One gets the feeling Dion Phaneuf would not crack a smile if he won the lottery. The Calgary Flames defenceman has drawn comparisons to Scott Stevens for his body blows and intense nature.
"It's all business," Phaneuf said in a phone interview. "I want to be a guy who others find hard to play against. I know that's the style of game I have to be in order to be successful.
Phaneuf yesterday was named NHL rookie of the month for November, but it was not for having the best scowl. The 20-year-old Edmonton native had three goals and six assists as the Flames won 10 of 13 games.
Phaneuf said he has benefited from playing with veteran Roman Hamrlik, but playing for Darryl Sutter after tutoring under Brent Sutter with the Red Deer Rebels in junior has been a bonus.
"They're two hard-nosed guys," said Phaneuf, who drew attention when he beat up Bill Guerin of the Dallas Stars in early October. "It's easy to leave it all out there."
DOWN AND OUT IN L.A.
Jeremy Roenick, who is in Toronto on Tuesday for the Los Angeles Kings' lone match against the Leafs this season, is finding that life in Hollywood is not all glitz and glamour.
Few during the lockout were as outspoken as Roenick, who told anyone who would listen the on-ice product had to be cleaned up drastically. Now if only Roenick could enjoy it. Going into last night, he had 11 points in 24 games and overall he has not been pleased with himself.
"I haven't felt comfortable on the ice since Day 1," Roenick said. "Is my game where it was three years ago, or two years ago? No. Will it be? I really don't know.
"I'm not happy with the way I've been playing, not at all. But I'll stay with it and I'll stay patient."
Roenick is in the final year of a deal that pays him $4.94 million US this season and the Kings aren't going to be patient forever.
"I think the year off has been a problem, no question," coach Andy Murray said. "We've shown him the respect we need to show him, but he is the guy who has to get his game going."
MEANWHILE, IN MOTOWN ...
Another quiet-challenged veteran, Brendan Shanahan, can't get enough of the new NHL that he championed. Shanahan, who helped put forth the open concept, has 15 goals for the Detroit Red Wings, just 10 less than he had in 2003-04.

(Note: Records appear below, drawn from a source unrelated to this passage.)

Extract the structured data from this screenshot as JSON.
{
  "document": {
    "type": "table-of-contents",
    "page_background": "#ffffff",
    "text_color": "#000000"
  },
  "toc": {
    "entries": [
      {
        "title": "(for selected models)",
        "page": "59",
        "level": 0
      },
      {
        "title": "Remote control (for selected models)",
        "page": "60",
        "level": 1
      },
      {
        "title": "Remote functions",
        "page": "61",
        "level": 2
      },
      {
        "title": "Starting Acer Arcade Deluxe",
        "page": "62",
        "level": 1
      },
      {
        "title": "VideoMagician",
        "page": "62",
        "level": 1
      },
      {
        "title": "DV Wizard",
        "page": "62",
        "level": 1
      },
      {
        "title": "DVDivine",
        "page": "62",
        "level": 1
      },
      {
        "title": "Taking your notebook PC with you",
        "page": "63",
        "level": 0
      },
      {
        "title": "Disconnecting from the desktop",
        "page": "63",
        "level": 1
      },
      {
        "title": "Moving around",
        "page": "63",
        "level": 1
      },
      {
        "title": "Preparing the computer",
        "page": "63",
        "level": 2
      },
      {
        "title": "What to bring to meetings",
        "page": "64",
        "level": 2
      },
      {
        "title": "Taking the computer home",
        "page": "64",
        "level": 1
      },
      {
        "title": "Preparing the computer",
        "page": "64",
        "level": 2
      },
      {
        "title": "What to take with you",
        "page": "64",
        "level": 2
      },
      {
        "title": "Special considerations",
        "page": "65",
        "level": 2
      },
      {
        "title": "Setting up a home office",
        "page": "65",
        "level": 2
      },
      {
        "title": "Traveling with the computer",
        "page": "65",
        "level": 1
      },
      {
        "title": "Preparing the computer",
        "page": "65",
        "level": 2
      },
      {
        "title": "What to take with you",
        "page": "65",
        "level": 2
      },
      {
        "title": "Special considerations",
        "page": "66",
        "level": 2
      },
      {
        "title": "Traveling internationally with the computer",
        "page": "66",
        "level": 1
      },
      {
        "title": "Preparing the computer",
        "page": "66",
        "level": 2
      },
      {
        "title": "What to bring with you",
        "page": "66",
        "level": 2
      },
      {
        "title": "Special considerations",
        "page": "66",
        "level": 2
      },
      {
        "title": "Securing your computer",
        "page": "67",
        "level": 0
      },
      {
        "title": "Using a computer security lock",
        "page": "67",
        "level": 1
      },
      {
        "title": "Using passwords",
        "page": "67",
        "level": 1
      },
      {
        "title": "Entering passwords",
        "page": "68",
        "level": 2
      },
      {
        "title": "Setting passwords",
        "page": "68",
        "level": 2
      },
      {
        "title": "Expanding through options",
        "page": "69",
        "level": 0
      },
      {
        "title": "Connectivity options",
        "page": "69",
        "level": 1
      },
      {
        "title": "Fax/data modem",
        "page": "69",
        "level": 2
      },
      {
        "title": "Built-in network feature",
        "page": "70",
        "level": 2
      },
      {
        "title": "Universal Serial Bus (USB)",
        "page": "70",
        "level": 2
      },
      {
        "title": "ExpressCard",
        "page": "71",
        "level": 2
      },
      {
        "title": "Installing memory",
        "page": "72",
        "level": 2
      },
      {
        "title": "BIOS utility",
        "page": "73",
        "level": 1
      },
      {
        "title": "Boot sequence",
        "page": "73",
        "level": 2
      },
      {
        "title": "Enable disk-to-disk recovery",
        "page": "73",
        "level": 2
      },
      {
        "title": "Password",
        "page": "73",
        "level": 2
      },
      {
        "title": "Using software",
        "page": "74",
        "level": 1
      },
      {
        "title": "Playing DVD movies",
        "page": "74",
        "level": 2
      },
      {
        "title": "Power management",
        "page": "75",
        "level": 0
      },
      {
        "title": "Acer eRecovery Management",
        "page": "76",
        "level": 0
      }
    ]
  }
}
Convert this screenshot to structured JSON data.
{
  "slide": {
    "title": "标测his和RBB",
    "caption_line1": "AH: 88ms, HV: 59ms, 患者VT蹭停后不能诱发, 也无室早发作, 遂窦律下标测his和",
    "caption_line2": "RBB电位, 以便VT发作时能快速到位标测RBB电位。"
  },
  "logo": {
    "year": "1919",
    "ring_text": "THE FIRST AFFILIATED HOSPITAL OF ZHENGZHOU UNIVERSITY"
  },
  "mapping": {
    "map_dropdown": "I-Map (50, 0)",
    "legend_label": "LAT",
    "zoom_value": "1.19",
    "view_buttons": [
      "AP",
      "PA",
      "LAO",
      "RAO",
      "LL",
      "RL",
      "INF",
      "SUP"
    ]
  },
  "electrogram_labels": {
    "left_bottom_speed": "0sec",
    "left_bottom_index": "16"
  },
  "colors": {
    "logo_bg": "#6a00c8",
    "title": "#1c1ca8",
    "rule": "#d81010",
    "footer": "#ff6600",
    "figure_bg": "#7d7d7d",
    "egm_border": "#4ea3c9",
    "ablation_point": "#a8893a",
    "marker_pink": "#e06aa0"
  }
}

"I was concerned (about the layoff because of the lockout)," the 36-year-old Mimico native said. "But I worked hard and just made sure if things changed it was not going to be because I was out of shape."
Does anyone like the Kings' Sean Avery? After he was boarded from behind by Avery on Wednesday, Mark Bell of the Chicago Blackhawks said: "We have a long feud going back to junior. Some day there's going to be no referee in the middle of us and I'm going to take care of him." ... Wings coach Mike Babcock does not buy the idea Steve Yzerman is close to retiring. "Sometimes as a coach you're the last to know, but I don't think that (Yzerman is thinking about retiring)." ... Montreal Canadiens players expressed relief when Joe Thornton was traded out of their division and conference, but in his final 15 games against Montreal in a Boston Bruins sweater (including playoffs), Thornton had one assist ... The next time someone says the schedule is compressed because of the Olympics, don't bite. The Canadiens have a week off after tonight, the Philadelphia Flyers had a week off in October and the Ottawa Senators would have had a week off if not for playing a rescheduled game this Monday in Florida. It's not right that some teams get a week off and others do not.